-- TASK --
Check each line of the material, and show the ones that include the word "priority".

-- THE RECORDS --
+ + +
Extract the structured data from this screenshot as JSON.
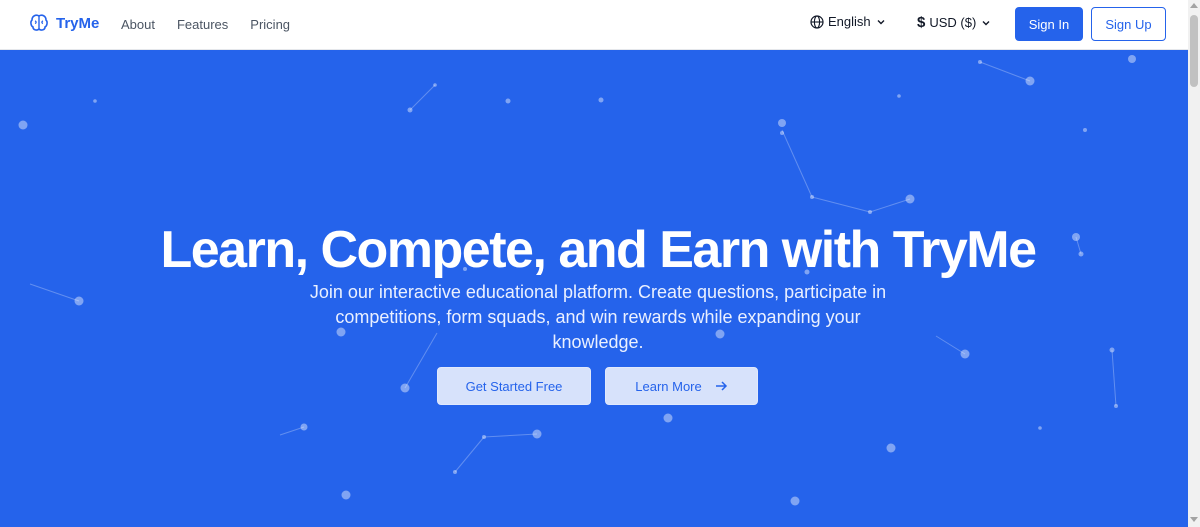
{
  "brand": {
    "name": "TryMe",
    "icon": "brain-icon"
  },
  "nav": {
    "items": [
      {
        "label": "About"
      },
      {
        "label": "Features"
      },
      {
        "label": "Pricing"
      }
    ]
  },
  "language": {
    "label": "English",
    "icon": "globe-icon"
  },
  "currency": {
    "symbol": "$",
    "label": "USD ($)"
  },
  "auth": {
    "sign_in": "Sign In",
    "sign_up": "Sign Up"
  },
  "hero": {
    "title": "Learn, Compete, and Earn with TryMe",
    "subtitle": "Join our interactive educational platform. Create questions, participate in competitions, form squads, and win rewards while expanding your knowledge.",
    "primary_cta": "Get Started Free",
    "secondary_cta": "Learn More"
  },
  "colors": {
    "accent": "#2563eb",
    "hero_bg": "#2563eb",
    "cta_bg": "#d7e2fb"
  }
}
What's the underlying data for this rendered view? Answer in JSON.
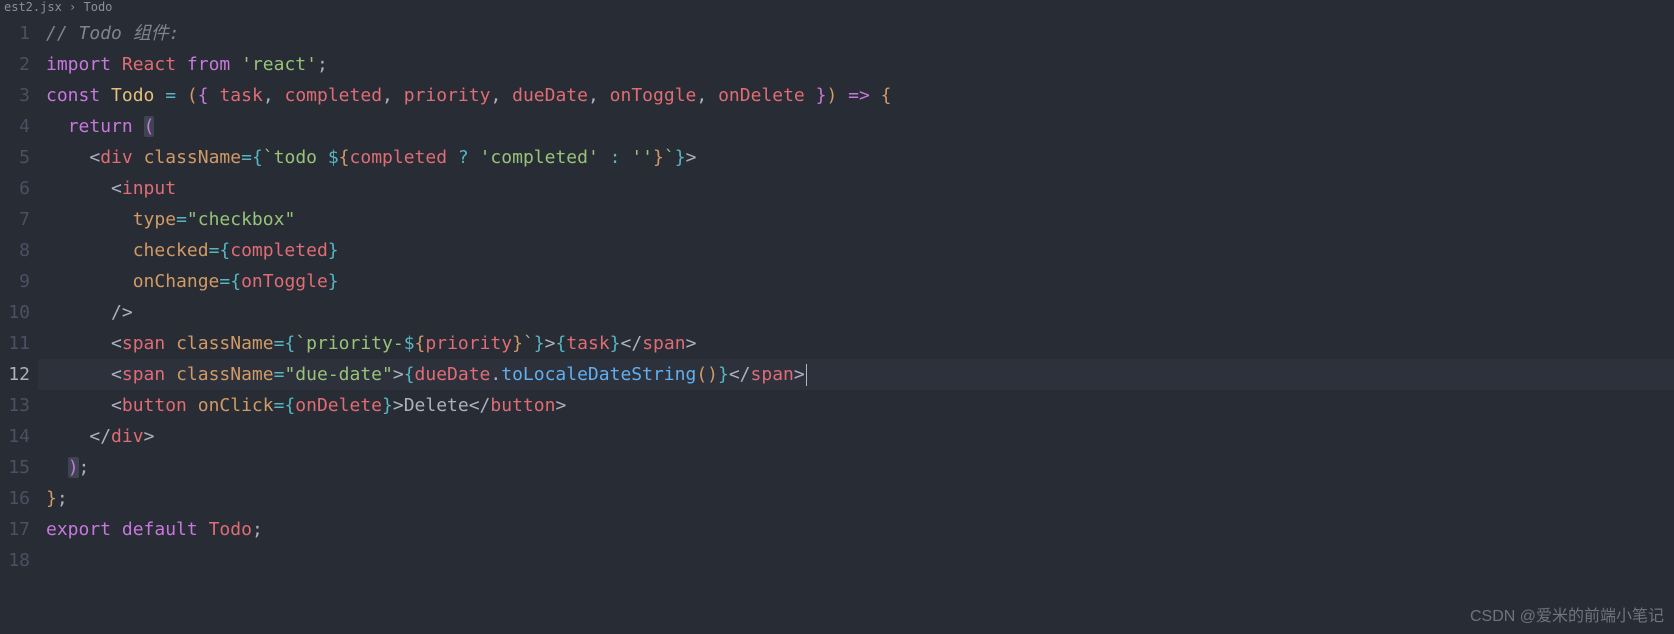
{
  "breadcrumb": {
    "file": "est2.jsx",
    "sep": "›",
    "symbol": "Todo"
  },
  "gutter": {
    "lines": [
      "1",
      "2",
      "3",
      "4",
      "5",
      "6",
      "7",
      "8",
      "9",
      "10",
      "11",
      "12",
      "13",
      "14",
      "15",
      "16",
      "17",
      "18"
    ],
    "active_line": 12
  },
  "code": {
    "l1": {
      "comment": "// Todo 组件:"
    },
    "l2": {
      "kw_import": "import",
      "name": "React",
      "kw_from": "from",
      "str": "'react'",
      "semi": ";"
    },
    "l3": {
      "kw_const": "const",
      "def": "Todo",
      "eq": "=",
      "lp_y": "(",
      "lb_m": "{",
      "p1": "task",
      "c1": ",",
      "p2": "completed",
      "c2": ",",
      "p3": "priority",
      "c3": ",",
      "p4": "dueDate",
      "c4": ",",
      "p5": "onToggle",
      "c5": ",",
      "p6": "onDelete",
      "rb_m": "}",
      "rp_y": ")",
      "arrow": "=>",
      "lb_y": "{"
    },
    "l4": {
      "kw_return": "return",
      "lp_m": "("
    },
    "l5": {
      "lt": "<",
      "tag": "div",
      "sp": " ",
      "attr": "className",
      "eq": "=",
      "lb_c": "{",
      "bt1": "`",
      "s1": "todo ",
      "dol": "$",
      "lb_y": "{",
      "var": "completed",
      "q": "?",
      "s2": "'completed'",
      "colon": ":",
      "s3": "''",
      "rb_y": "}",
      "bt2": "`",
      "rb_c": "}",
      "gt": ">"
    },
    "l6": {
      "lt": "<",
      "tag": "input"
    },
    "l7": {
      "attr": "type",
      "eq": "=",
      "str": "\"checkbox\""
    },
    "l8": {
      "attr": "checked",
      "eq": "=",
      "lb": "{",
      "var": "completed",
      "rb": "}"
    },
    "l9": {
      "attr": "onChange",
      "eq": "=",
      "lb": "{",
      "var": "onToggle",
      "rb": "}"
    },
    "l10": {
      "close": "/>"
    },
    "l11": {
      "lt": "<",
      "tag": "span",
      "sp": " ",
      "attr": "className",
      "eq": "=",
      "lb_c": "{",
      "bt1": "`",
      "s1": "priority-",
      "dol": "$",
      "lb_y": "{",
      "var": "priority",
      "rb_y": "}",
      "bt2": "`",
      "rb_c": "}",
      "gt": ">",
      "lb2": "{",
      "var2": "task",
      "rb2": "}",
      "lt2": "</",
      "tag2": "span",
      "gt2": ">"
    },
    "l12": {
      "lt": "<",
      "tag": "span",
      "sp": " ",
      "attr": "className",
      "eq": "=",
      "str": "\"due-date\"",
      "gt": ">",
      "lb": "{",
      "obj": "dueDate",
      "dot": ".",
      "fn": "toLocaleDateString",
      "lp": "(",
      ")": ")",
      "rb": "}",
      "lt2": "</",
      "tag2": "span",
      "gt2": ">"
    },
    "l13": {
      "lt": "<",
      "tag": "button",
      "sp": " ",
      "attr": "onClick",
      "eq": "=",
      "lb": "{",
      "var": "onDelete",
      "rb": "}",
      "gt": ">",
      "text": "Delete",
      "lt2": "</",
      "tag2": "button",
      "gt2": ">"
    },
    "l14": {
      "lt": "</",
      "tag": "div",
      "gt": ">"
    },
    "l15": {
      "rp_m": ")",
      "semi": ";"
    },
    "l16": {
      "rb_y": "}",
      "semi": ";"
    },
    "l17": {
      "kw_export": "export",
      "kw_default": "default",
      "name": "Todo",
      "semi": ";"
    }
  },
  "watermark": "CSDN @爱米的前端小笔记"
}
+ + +
-- WRITTEN ANSWER --
      "p3": "priority",
      "s1": "priority-",
      "var": "priority",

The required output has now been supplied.